A more complex sound, such as /OR/ may have 5 or 6 targets:
Spectrogram of /OR/ with targets marked
Other phonemes not only have multiple targets, but have different voicing types for each target. For example, the initial stop consonant /P/ includes:
- An short silence
- An unvoiced burst
- A semi-voices aspiration
- A voiced placement target, dependent on the following vowel.
Unfortunately, this isn’t how synSinger is currently built, so code is going to have be to rewritten to handle this.
Each target will have one of the following types of voicing assigned to it:
- Silent: No sound at all.
- Voiced: For example, a vowel
- Unvoiced: For example, a plosive burst or frication
- Semi-voiced: For example, aspiration that has a small voiced component
Currently, /H/ is being generated by special aspiration code. Since the sound of the /H/ varies depending on the vowel that follows, I’ll probably need to create unique /H/ targets for each vowel.
I’ve continued to enhance the phoneme editor. The phoneme list has been integrated into the editor:
Selecting a phoneme on the list automatically loads the associated file.
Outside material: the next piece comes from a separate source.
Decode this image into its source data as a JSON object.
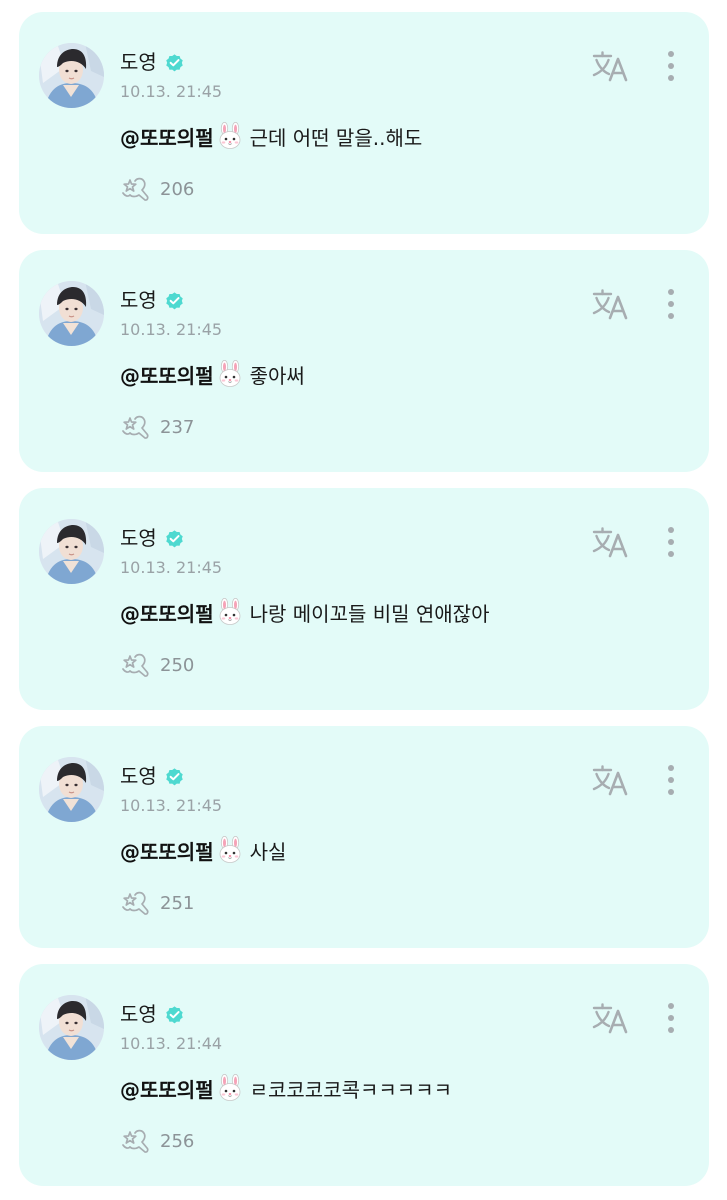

The targets are displayed with the wave, and the FFT is automatically performed when the portion of the wave is selected:
synSinger phoneme target editor.
Phoneme targets are aligned to the cycles. Target formants are repositioned by clicking on them, and then clicking the new frequency. There are plenty of refinements that could be made, but it works well enough.
I’ve still got work to do integrating the consonants into the editor. Once that’s done, I should be able to go back to building the remaining stop consonants.